- Records for this task
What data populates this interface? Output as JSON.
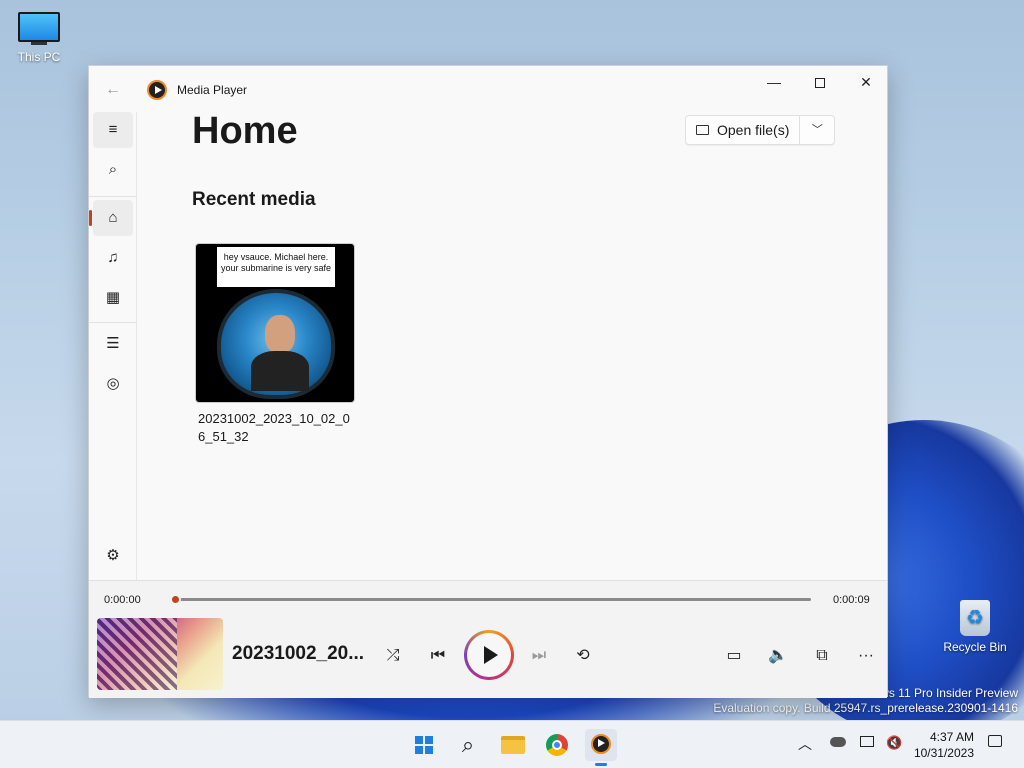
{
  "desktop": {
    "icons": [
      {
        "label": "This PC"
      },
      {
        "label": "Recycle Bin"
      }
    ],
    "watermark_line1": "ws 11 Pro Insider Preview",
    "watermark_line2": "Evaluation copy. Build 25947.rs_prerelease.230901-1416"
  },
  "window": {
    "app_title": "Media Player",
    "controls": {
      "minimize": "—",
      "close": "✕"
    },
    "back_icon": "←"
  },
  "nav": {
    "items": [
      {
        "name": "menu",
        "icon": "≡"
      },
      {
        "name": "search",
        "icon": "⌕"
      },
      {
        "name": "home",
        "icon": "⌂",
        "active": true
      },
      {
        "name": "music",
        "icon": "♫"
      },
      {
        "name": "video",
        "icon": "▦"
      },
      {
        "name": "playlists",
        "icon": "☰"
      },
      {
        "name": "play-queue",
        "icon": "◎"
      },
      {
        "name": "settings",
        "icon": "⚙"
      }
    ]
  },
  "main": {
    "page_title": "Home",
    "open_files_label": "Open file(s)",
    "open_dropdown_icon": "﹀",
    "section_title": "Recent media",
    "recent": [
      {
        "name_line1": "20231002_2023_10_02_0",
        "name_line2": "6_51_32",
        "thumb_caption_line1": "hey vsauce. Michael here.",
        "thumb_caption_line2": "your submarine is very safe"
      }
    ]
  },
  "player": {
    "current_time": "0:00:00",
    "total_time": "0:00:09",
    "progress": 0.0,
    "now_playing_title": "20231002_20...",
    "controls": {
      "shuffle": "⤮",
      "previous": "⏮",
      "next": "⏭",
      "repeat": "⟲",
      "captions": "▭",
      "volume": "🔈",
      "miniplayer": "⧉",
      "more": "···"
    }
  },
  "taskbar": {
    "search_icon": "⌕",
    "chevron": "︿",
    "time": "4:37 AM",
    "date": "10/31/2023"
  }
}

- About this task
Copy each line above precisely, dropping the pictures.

- Solution below
What data populates this interface? Output as JSON.
{
  "desktop": {
    "icons": [
      {
        "label": "This PC"
      },
      {
        "label": "Recycle Bin"
      }
    ],
    "watermark_line1": "ws 11 Pro Insider Preview",
    "watermark_line2": "Evaluation copy. Build 25947.rs_prerelease.230901-1416"
  },
  "window": {
    "app_title": "Media Player",
    "controls": {
      "minimize": "—",
      "close": "✕"
    },
    "back_icon": "←"
  },
  "nav": {
    "items": [
      {
        "name": "menu",
        "icon": "≡"
      },
      {
        "name": "search",
        "icon": "⌕"
      },
      {
        "name": "home",
        "icon": "⌂",
        "active": true
      },
      {
        "name": "music",
        "icon": "♫"
      },
      {
        "name": "video",
        "icon": "▦"
      },
      {
        "name": "playlists",
        "icon": "☰"
      },
      {
        "name": "play-queue",
        "icon": "◎"
      },
      {
        "name": "settings",
        "icon": "⚙"
      }
    ]
  },
  "main": {
    "page_title": "Home",
    "open_files_label": "Open file(s)",
    "open_dropdown_icon": "﹀",
    "section_title": "Recent media",
    "recent": [
      {
        "name_line1": "20231002_2023_10_02_0",
        "name_line2": "6_51_32",
        "thumb_caption_line1": "hey vsauce. Michael here.",
        "thumb_caption_line2": "your submarine is very safe"
      }
    ]
  },
  "player": {
    "current_time": "0:00:00",
    "total_time": "0:00:09",
    "progress": 0.0,
    "now_playing_title": "20231002_20...",
    "controls": {
      "shuffle": "⤮",
      "previous": "⏮",
      "next": "⏭",
      "repeat": "⟲",
      "captions": "▭",
      "volume": "🔈",
      "miniplayer": "⧉",
      "more": "···"
    }
  },
  "taskbar": {
    "search_icon": "⌕",
    "chevron": "︿",
    "time": "4:37 AM",
    "date": "10/31/2023"
  }
}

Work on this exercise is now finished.